*MATERIALS PROVIDED*
**********
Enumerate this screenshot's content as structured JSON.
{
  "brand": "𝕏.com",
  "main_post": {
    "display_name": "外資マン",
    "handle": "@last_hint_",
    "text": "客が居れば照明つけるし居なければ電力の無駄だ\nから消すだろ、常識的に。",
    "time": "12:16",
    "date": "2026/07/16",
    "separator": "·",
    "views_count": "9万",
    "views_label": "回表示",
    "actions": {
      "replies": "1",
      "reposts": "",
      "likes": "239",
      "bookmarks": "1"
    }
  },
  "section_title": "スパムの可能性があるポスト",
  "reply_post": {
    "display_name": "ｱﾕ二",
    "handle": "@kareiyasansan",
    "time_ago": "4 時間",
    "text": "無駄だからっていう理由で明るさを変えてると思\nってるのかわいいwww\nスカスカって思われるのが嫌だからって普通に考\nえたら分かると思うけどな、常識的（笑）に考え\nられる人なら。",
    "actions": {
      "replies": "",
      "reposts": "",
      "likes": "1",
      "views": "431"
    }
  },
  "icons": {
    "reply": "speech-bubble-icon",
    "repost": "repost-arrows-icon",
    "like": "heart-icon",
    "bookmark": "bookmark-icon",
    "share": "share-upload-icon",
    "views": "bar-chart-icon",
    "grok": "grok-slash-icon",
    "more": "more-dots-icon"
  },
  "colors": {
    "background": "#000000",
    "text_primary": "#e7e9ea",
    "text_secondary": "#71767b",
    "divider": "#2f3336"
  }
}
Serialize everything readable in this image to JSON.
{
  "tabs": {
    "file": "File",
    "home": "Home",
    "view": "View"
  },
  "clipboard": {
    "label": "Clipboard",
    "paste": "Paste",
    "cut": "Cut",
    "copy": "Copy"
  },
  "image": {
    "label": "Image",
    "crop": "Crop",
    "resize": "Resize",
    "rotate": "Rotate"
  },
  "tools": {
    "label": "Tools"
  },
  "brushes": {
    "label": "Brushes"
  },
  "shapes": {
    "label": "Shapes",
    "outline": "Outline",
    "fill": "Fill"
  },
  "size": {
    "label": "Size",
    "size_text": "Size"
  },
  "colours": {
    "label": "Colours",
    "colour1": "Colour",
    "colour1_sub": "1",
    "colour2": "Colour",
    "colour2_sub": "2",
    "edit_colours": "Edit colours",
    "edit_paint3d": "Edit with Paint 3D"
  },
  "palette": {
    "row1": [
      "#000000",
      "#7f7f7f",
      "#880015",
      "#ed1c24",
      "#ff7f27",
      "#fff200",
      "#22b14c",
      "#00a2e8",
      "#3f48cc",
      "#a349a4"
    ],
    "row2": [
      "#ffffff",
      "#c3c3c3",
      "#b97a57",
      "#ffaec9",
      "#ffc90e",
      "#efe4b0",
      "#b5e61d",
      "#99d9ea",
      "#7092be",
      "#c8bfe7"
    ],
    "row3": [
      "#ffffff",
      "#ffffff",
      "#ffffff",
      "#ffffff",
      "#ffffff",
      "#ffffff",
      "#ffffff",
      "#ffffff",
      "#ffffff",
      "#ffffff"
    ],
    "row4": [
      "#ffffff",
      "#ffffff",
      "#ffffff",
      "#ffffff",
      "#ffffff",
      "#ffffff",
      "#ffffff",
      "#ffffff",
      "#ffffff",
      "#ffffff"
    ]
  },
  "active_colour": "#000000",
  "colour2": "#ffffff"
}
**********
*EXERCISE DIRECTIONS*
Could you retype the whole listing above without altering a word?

*OUTPUT OF THE TASK*
Enumerate this screenshot's content as structured JSON.
{
  "brand": "𝕏.com",
  "main_post": {
    "display_name": "外資マン",
    "handle": "@last_hint_",
    "text": "客が居れば照明つけるし居なければ電力の無駄だ\nから消すだろ、常識的に。",
    "time": "12:16",
    "date": "2026/07/16",
    "separator": "·",
    "views_count": "9万",
    "views_label": "回表示",
    "actions": {
      "replies": "1",
      "reposts": "",
      "likes": "239",
      "bookmarks": "1"
    }
  },
  "section_title": "スパムの可能性があるポスト",
  "reply_post": {
    "display_name": "ｱﾕ二",
    "handle": "@kareiyasansan",
    "time_ago": "4 時間",
    "text": "無駄だからっていう理由で明るさを変えてると思\nってるのかわいいwww\nスカスカって思われるのが嫌だからって普通に考\nえたら分かると思うけどな、常識的（笑）に考え\nられる人なら。",
    "actions": {
      "replies": "",
      "reposts": "",
      "likes": "1",
      "views": "431"
    }
  },
  "icons": {
    "reply": "speech-bubble-icon",
    "repost": "repost-arrows-icon",
    "like": "heart-icon",
    "bookmark": "bookmark-icon",
    "share": "share-upload-icon",
    "views": "bar-chart-icon",
    "grok": "grok-slash-icon",
    "more": "more-dots-icon"
  },
  "colors": {
    "background": "#000000",
    "text_primary": "#e7e9ea",
    "text_secondary": "#71767b",
    "divider": "#2f3336"
  }
}
Serialize everything readable in this image to JSON.
{
  "tabs": {
    "file": "File",
    "home": "Home",
    "view": "View"
  },
  "clipboard": {
    "label": "Clipboard",
    "paste": "Paste",
    "cut": "Cut",
    "copy": "Copy"
  },
  "image": {
    "label": "Image",
    "crop": "Crop",
    "resize": "Resize",
    "rotate": "Rotate"
  },
  "tools": {
    "label": "Tools"
  },
  "brushes": {
    "label": "Brushes"
  },
  "shapes": {
    "label": "Shapes",
    "outline": "Outline",
    "fill": "Fill"
  },
  "size": {
    "label": "Size",
    "size_text": "Size"
  },
  "colours": {
    "label": "Colours",
    "colour1": "Colour",
    "colour1_sub": "1",
    "colour2": "Colour",
    "colour2_sub": "2",
    "edit_colours": "Edit colours",
    "edit_paint3d": "Edit with Paint 3D"
  },
  "palette": {
    "row1": [
      "#000000",
      "#7f7f7f",
      "#880015",
      "#ed1c24",
      "#ff7f27",
      "#fff200",
      "#22b14c",
      "#00a2e8",
      "#3f48cc",
      "#a349a4"
    ],
    "row2": [
      "#ffffff",
      "#c3c3c3",
      "#b97a57",
      "#ffaec9",
      "#ffc90e",
      "#efe4b0",
      "#b5e61d",
      "#99d9ea",
      "#7092be",
      "#c8bfe7"
    ],
    "row3": [
      "#ffffff",
      "#ffffff",
      "#ffffff",
      "#ffffff",
      "#ffffff",
      "#ffffff",
      "#ffffff",
      "#ffffff",
      "#ffffff",
      "#ffffff"
    ],
    "row4": [
      "#ffffff",
      "#ffffff",
      "#ffffff",
      "#ffffff",
      "#ffffff",
      "#ffffff",
      "#ffffff",
      "#ffffff",
      "#ffffff",
      "#ffffff"
    ]
  },
  "active_colour": "#000000",
  "colour2": "#ffffff"
}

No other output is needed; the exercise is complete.